2020 Census Response Rate
Check out this map tool to see how your community is doing in real-time.
2020 Census Complete Count Committee page with data visualization and contact info.
NJ Census Facebook page: facebook.com/NJCensus2020
NJ Census Twitter feed: twitter.com/nj_census2020
Advocates for Children of New Jersey
Short on time? The most comprehensive NJ-specific census site is the Advocates for Children of New Jersey-sponsored “Census 2020 NJ,” where you will find a list of upcoming census events (with links), toolkits, and handouts. Visit acnj.org/census2020nj.
Census Counts resources page
Census Counts is a coalition of 15 national organizations, including the National Education Association, and dozens of community partners in more than 30 states. The Census Counts resources page contains toolkits, fact sheets and webinars on everything from census basics to cybersecurity to outreach to specific populations, including Asian American, Native Hawaiian, and Pacific Islander communities; African American communities; Arab American communities; people with disabilities; families with young children; Latinx communities; LGBTQ+ communities, and Native American communities. Visit censuscounts.org/resources.
NEA’s 2020 Census Toolkit
The National Education Association’s toolkit includes fliers to send home with students in English, Spanish and Vietnamese as well as posters and lesson plans. nea.org/home/75858.htm.
Complete Count NJ Resources page
This page has a list of “Get Out the Count Hubs,” with links to organizations doing targeted outreach, including, but not limited to:
Do you have a college student or young adult sheltering-in-place with you?

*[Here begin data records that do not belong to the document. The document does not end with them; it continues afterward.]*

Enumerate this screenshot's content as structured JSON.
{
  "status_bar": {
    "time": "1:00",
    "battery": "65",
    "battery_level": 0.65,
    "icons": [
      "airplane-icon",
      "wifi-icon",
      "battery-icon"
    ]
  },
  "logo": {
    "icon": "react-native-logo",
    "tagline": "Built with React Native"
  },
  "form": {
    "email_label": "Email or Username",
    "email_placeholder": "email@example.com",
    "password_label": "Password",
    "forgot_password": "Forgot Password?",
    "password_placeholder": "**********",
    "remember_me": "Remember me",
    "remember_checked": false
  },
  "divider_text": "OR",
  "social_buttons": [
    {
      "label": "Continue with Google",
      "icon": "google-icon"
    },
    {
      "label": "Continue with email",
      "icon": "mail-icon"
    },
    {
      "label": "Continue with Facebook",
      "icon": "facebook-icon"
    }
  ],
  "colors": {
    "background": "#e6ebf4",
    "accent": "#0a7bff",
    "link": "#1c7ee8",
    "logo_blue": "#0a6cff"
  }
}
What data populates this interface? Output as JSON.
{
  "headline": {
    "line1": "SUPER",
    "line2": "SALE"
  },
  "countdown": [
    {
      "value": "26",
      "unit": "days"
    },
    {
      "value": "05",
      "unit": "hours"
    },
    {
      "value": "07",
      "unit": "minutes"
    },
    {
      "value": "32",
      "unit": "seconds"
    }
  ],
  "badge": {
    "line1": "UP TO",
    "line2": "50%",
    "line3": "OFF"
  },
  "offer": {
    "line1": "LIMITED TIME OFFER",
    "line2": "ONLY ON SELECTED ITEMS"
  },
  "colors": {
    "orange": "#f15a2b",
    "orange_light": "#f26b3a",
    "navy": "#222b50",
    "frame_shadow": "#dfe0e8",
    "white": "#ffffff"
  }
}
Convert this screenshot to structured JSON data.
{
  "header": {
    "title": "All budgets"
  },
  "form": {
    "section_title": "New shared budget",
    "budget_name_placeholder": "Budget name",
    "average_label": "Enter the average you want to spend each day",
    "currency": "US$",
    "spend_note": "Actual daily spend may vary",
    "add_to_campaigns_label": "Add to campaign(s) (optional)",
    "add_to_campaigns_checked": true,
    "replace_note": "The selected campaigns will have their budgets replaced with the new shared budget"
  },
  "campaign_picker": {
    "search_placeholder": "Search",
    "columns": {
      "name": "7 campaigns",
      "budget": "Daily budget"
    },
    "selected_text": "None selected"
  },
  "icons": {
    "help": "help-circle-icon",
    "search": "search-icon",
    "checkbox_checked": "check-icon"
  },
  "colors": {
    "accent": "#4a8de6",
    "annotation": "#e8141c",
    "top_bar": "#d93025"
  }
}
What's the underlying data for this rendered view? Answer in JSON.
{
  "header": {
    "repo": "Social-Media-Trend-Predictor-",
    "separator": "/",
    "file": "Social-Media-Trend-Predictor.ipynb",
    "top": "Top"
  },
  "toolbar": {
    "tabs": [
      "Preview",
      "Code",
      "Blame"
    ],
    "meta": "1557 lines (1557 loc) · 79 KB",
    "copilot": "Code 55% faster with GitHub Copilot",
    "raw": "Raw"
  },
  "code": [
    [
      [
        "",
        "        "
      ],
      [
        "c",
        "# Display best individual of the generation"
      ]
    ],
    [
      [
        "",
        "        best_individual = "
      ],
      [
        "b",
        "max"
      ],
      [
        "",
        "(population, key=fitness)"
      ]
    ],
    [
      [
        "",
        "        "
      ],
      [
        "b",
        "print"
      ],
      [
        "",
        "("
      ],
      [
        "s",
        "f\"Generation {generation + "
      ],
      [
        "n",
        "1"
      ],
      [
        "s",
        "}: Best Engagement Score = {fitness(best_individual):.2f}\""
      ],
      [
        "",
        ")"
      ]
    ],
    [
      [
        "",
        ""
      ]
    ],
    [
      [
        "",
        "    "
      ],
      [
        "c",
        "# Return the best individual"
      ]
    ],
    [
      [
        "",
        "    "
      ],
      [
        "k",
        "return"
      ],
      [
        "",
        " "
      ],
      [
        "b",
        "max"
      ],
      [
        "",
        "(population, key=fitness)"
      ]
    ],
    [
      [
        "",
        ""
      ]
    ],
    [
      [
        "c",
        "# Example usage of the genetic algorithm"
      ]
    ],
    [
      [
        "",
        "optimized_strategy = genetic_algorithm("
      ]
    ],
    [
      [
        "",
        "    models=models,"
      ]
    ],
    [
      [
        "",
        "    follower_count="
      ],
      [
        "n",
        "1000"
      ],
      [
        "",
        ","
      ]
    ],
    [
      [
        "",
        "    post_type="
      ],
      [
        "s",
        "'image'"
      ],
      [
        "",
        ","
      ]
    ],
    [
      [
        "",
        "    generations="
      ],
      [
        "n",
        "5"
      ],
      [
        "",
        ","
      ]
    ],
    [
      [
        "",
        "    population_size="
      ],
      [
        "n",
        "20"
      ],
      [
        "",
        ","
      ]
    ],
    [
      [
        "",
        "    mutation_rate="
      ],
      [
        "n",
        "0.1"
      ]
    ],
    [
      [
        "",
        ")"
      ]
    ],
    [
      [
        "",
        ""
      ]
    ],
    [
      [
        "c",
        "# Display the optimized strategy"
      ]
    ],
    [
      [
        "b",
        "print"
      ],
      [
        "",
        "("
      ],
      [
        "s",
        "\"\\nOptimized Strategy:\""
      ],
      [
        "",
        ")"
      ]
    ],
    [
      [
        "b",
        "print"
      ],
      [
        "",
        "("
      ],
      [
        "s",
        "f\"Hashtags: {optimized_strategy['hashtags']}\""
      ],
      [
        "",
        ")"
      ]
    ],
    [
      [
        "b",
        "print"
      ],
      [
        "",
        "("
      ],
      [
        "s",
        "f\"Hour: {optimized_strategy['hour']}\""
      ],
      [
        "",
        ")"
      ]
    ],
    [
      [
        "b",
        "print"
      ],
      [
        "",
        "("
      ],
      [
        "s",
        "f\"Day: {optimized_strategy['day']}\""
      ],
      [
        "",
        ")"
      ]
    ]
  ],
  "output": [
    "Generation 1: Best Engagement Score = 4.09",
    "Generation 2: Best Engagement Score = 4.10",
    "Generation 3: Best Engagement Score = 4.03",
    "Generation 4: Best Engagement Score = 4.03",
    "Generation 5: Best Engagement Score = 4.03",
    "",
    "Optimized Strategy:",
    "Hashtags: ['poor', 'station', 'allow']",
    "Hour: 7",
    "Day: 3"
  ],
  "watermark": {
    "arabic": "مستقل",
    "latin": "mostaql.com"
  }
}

The U.S. Census Bureau says you should NOT include them as members of your household even if they were residing with you on April 1, 2020. College student and others should respond and count themselves where they “live and sleep most of the time.” For more information, see 2020census.gov/en/who-to-count.html.